Available data —
%%
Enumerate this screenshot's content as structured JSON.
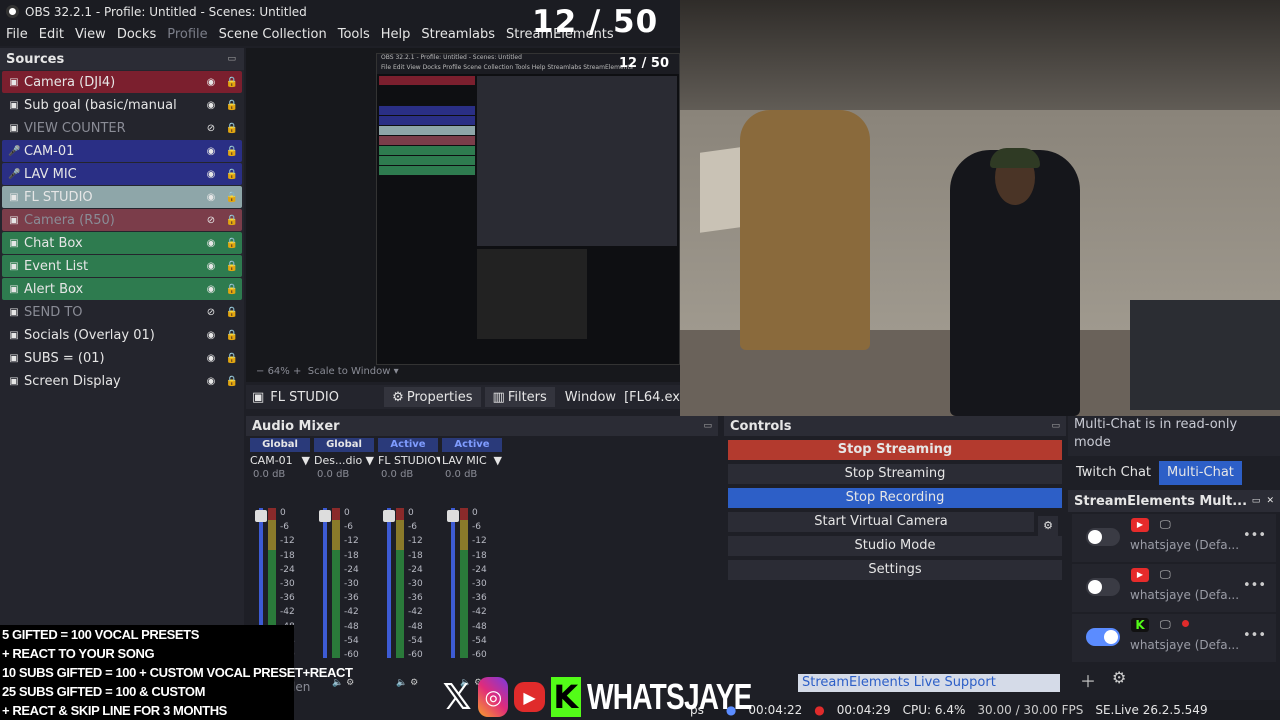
{
  "window": {
    "title": "OBS 32.2.1 - Profile: Untitled - Scenes: Untitled"
  },
  "menu": [
    "File",
    "Edit",
    "View",
    "Docks",
    "Profile",
    "Scene Collection",
    "Tools",
    "Help",
    "Streamlabs",
    "StreamElements"
  ],
  "overlay_counter": "12 / 50",
  "sources": {
    "title": "Sources",
    "items": [
      {
        "label": "Camera (DJI4)",
        "color": "red"
      },
      {
        "label": "Sub goal (basic/manual",
        "color": "none"
      },
      {
        "label": "VIEW COUNTER",
        "color": "none",
        "hidden": true
      },
      {
        "label": "CAM-01",
        "color": "blue"
      },
      {
        "label": "LAV MIC",
        "color": "blue"
      },
      {
        "label": "FL STUDIO",
        "color": "selected"
      },
      {
        "label": "Camera (R50)",
        "color": "redsel",
        "hidden": true
      },
      {
        "label": "Chat Box",
        "color": "green"
      },
      {
        "label": "Event List",
        "color": "green"
      },
      {
        "label": "Alert Box",
        "color": "green"
      },
      {
        "label": "SEND TO",
        "color": "none",
        "hidden": true
      },
      {
        "label": "Socials (Overlay 01)",
        "color": "none"
      },
      {
        "label": "SUBS = (01)",
        "color": "none"
      },
      {
        "label": "Screen Display",
        "color": "none"
      }
    ]
  },
  "preview": {
    "zoom": "64%",
    "zoom_label": "Scale to Window",
    "mini_title": "OBS 32.2.1 - Profile: Untitled - Scenes: Untitled",
    "mini_menu": "File Edit View Docks Profile Scene Collection Tools Help Streamlabs StreamElements"
  },
  "toolbar": {
    "source_name": "FL STUDIO",
    "properties": "Properties",
    "filters": "Filters",
    "window_label": "Window",
    "window_value": "[FL64.ex"
  },
  "mixer": {
    "title": "Audio Mixer",
    "channels": [
      {
        "tag": "Global",
        "name": "CAM-01",
        "db": "0.0 dB"
      },
      {
        "tag": "Global",
        "name": "Des...dio",
        "db": "0.0 dB"
      },
      {
        "tag": "Active",
        "name": "FL STUDIO",
        "db": "0.0 dB"
      },
      {
        "tag": "Active",
        "name": "LAV MIC",
        "db": "0.0 dB"
      }
    ],
    "scale": [
      "0",
      "-6",
      "-12",
      "-18",
      "-24",
      "-30",
      "-36",
      "-42",
      "-48",
      "-54",
      "-60"
    ]
  },
  "controls": {
    "title": "Controls",
    "stop_streaming_primary": "Stop Streaming",
    "stop_streaming": "Stop Streaming",
    "stop_recording": "Stop Recording",
    "virtual_camera": "Start Virtual Camera",
    "studio_mode": "Studio Mode",
    "settings": "Settings"
  },
  "chat": {
    "readonly_notice": "Multi-Chat is in read-only mode",
    "tab_twitch": "Twitch Chat",
    "tab_multi": "Multi-Chat",
    "se_title": "StreamElements Mult...",
    "accounts": [
      {
        "platform": "youtube",
        "name": "whatsjaye (Defa...",
        "enabled": false
      },
      {
        "platform": "youtube",
        "name": "whatsjaye (Defa...",
        "enabled": false
      },
      {
        "platform": "kick",
        "name": "whatsjaye (Defa...",
        "enabled": true,
        "live": true
      }
    ]
  },
  "support_link": "StreamElements Live Support",
  "status": {
    "stream_time": "00:04:22",
    "rec_time": "00:04:29",
    "cpu": "CPU: 6.4%",
    "fps": "30.00 / 30.00 FPS",
    "version": "SE.Live 26.2.5.549",
    "fragment": "ps"
  },
  "gifts": [
    "5 GIFTED = 100 VOCAL PRESETS",
    "+ REACT TO YOUR SONG",
    "10 SUBS GIFTED = 100 + CUSTOM VOCAL PRESET+REACT",
    "25 SUBS GIFTED = 100 & CUSTOM",
    "+ REACT & SKIP LINE FOR 3 MONTHS"
  ],
  "brand": "WHATSJAYE",
  "overflow_fragment": "len",
  "colors": {
    "accent": "#2d5fc7",
    "stop": "#b33a2e",
    "kick": "#53fc18"
  }
}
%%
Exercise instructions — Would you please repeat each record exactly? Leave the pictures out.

Answer for the task —
Enumerate this screenshot's content as structured JSON.
{
  "window": {
    "title": "OBS 32.2.1 - Profile: Untitled - Scenes: Untitled"
  },
  "menu": [
    "File",
    "Edit",
    "View",
    "Docks",
    "Profile",
    "Scene Collection",
    "Tools",
    "Help",
    "Streamlabs",
    "StreamElements"
  ],
  "overlay_counter": "12 / 50",
  "sources": {
    "title": "Sources",
    "items": [
      {
        "label": "Camera (DJI4)",
        "color": "red"
      },
      {
        "label": "Sub goal (basic/manual",
        "color": "none"
      },
      {
        "label": "VIEW COUNTER",
        "color": "none",
        "hidden": true
      },
      {
        "label": "CAM-01",
        "color": "blue"
      },
      {
        "label": "LAV MIC",
        "color": "blue"
      },
      {
        "label": "FL STUDIO",
        "color": "selected"
      },
      {
        "label": "Camera (R50)",
        "color": "redsel",
        "hidden": true
      },
      {
        "label": "Chat Box",
        "color": "green"
      },
      {
        "label": "Event List",
        "color": "green"
      },
      {
        "label": "Alert Box",
        "color": "green"
      },
      {
        "label": "SEND TO",
        "color": "none",
        "hidden": true
      },
      {
        "label": "Socials (Overlay 01)",
        "color": "none"
      },
      {
        "label": "SUBS = (01)",
        "color": "none"
      },
      {
        "label": "Screen Display",
        "color": "none"
      }
    ]
  },
  "preview": {
    "zoom": "64%",
    "zoom_label": "Scale to Window",
    "mini_title": "OBS 32.2.1 - Profile: Untitled - Scenes: Untitled",
    "mini_menu": "File Edit View Docks Profile Scene Collection Tools Help Streamlabs StreamElements"
  },
  "toolbar": {
    "source_name": "FL STUDIO",
    "properties": "Properties",
    "filters": "Filters",
    "window_label": "Window",
    "window_value": "[FL64.ex"
  },
  "mixer": {
    "title": "Audio Mixer",
    "channels": [
      {
        "tag": "Global",
        "name": "CAM-01",
        "db": "0.0 dB"
      },
      {
        "tag": "Global",
        "name": "Des...dio",
        "db": "0.0 dB"
      },
      {
        "tag": "Active",
        "name": "FL STUDIO",
        "db": "0.0 dB"
      },
      {
        "tag": "Active",
        "name": "LAV MIC",
        "db": "0.0 dB"
      }
    ],
    "scale": [
      "0",
      "-6",
      "-12",
      "-18",
      "-24",
      "-30",
      "-36",
      "-42",
      "-48",
      "-54",
      "-60"
    ]
  },
  "controls": {
    "title": "Controls",
    "stop_streaming_primary": "Stop Streaming",
    "stop_streaming": "Stop Streaming",
    "stop_recording": "Stop Recording",
    "virtual_camera": "Start Virtual Camera",
    "studio_mode": "Studio Mode",
    "settings": "Settings"
  },
  "chat": {
    "readonly_notice": "Multi-Chat is in read-only mode",
    "tab_twitch": "Twitch Chat",
    "tab_multi": "Multi-Chat",
    "se_title": "StreamElements Mult...",
    "accounts": [
      {
        "platform": "youtube",
        "name": "whatsjaye (Defa...",
        "enabled": false
      },
      {
        "platform": "youtube",
        "name": "whatsjaye (Defa...",
        "enabled": false
      },
      {
        "platform": "kick",
        "name": "whatsjaye (Defa...",
        "enabled": true,
        "live": true
      }
    ]
  },
  "support_link": "StreamElements Live Support",
  "status": {
    "stream_time": "00:04:22",
    "rec_time": "00:04:29",
    "cpu": "CPU: 6.4%",
    "fps": "30.00 / 30.00 FPS",
    "version": "SE.Live 26.2.5.549",
    "fragment": "ps"
  },
  "gifts": [
    "5 GIFTED = 100 VOCAL PRESETS",
    "+ REACT TO YOUR SONG",
    "10 SUBS GIFTED = 100 + CUSTOM VOCAL PRESET+REACT",
    "25 SUBS GIFTED = 100 & CUSTOM",
    "+ REACT & SKIP LINE FOR 3 MONTHS"
  ],
  "brand": "WHATSJAYE",
  "overflow_fragment": "len",
  "colors": {
    "accent": "#2d5fc7",
    "stop": "#b33a2e",
    "kick": "#53fc18"
  }
}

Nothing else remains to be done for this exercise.